Do I Need To Change Anything?
Of course, these days your website simply has to be device-responsive. There are many benefits, few more important than usability – conversions on hand-held devices are much higher than on sites which are not mobile friendly.
If you are an administrator for a website with a dual configuration, it is worth considering what steps you might take to address Google’s upcoming changes over the coming months. Google recommends that you check your wider Google web configuration and try to synchronise your mobile and desktop content as much as is possible via structured markup to avoid any ranking problems or serious changes.
Essentially, popular sites with excellent desktop provision but an outdated, mediocre, or bug ridden mobile web presence may suffer the most. It is worth considering the technical issues that many older or underdeveloped mobile sites have with multimedia content and ease of use alongside the previous prevalence of corporate ambivalence in developing and expanding mobile content. Certain, neglected two-tier mobile sites may prove to be timebombs for unwary companies.
How Will Website Design Change?
The most obvious answer is that website design will probably become focused more towards the content and services that mobile users want when the new algorithm is fully operational. Although both consumer markets and web designers already seem to be shifting towards prioritising mobile browsing, it is hard to see how Google’s decision on search engine ranking will do anything but accelerate this process.

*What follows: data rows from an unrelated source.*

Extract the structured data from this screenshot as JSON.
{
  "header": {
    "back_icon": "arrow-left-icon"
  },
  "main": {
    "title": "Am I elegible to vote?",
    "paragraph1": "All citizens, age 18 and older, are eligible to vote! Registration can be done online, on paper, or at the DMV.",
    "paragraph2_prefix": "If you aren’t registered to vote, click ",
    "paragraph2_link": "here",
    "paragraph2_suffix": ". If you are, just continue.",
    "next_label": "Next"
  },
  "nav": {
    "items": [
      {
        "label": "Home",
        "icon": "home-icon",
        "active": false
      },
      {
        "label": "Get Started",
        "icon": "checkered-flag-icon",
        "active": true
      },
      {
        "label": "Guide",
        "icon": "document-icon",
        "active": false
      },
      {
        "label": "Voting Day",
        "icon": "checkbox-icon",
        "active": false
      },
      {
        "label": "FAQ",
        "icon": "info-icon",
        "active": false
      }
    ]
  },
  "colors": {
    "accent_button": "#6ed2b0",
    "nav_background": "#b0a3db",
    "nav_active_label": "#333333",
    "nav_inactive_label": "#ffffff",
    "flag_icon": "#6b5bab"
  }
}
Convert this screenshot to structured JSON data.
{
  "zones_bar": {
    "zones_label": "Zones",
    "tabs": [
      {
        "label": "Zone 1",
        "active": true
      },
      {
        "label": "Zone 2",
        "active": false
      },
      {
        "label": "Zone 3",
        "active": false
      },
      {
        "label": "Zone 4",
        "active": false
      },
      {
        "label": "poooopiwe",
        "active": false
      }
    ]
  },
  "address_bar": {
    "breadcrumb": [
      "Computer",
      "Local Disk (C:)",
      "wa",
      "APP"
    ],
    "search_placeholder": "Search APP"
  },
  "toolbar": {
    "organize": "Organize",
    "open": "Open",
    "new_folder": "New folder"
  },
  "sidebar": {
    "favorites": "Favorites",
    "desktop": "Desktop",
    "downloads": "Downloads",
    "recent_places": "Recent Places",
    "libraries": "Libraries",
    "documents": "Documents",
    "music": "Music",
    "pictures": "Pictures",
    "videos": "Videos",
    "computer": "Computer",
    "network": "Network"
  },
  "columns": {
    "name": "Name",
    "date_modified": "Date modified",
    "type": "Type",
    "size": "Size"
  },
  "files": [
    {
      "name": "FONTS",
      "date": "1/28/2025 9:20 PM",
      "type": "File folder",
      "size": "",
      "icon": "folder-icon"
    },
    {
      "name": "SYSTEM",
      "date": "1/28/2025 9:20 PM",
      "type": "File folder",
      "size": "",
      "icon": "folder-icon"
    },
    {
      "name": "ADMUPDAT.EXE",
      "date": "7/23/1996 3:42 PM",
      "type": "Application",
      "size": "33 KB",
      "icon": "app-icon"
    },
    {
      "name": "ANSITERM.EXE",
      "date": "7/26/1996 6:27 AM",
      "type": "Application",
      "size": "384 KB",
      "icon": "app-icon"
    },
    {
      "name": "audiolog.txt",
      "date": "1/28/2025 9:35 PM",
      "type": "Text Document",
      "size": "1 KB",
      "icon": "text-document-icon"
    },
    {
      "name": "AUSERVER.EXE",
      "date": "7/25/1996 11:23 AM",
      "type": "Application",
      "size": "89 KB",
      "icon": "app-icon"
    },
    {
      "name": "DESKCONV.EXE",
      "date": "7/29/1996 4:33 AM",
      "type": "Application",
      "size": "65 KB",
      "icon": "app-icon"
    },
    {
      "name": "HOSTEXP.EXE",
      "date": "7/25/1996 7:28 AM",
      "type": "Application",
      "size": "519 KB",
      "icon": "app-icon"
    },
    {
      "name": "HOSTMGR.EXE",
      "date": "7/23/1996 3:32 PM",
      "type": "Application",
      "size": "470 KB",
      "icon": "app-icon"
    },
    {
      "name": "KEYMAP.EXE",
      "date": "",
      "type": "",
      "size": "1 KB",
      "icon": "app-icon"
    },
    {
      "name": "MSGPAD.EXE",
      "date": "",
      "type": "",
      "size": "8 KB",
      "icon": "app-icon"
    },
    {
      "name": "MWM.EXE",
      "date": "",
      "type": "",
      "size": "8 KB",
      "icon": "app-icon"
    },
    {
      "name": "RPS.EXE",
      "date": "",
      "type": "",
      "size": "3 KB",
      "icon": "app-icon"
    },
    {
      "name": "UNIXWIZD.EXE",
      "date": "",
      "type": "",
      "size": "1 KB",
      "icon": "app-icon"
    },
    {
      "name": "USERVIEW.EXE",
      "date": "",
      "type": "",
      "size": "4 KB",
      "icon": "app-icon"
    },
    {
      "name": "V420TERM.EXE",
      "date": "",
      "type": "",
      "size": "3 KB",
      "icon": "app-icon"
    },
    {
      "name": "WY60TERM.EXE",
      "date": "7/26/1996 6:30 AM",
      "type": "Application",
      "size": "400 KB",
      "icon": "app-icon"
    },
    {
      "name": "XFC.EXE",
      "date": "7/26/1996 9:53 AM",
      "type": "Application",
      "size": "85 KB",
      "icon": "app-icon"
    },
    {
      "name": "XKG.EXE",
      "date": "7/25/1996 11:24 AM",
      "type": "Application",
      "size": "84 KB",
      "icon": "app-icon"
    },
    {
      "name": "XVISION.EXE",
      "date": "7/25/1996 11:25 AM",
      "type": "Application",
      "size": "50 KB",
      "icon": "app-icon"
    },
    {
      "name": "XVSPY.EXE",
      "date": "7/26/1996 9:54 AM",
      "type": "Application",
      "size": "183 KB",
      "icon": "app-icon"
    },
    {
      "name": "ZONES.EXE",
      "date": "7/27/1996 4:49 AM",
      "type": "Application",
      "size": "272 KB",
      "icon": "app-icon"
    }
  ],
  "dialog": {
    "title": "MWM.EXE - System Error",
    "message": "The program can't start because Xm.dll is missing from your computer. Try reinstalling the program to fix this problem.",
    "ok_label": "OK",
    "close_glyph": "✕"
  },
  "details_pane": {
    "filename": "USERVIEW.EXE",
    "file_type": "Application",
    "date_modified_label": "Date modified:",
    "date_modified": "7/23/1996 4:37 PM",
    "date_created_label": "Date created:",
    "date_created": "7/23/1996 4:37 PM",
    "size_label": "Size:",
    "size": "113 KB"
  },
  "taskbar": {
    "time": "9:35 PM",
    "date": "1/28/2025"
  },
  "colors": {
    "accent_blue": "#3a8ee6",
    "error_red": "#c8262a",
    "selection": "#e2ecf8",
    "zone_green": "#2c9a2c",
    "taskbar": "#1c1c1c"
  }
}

There will also most likely to be a push to bring websites up to speed for dual platform viewing via CSS. This seems to be Google’s favoured solution to the problems of unintentional table breaking and faulty visual content that often affect mobile websites. In all probability more resources and developers will be assigned by companies to develop mobile ready content. In theory, this will improve quality.
However, there may be more subtle changes to the way websites are designed due to the emphasis given by Google to devices with touchscreens and smaller viewports. An emphasis on multimedia and minimalist design may take precedent over complex user interfaces. Dynamic interactive content may also become more prevalent, although it is difficult to tell how the rise of mobile devices will affect this.
The Impact On Advertising
Monetisation of websites may also become more difficult. Often, multimedia is comparatively demanding on mobile connections, space is limited on mobile devices, and interstitial, unexpected content has been identified by Google as a major issue for most mobile users.
Subsequently, intrusive banner advertisements may vanish from the cutting edge as websites attempt to gain loading speed and save visual space. It is more likely that the web advertising of the future will either be text based and unobtrusive or mixed into free user provided content, such as with Facebook and Instagram.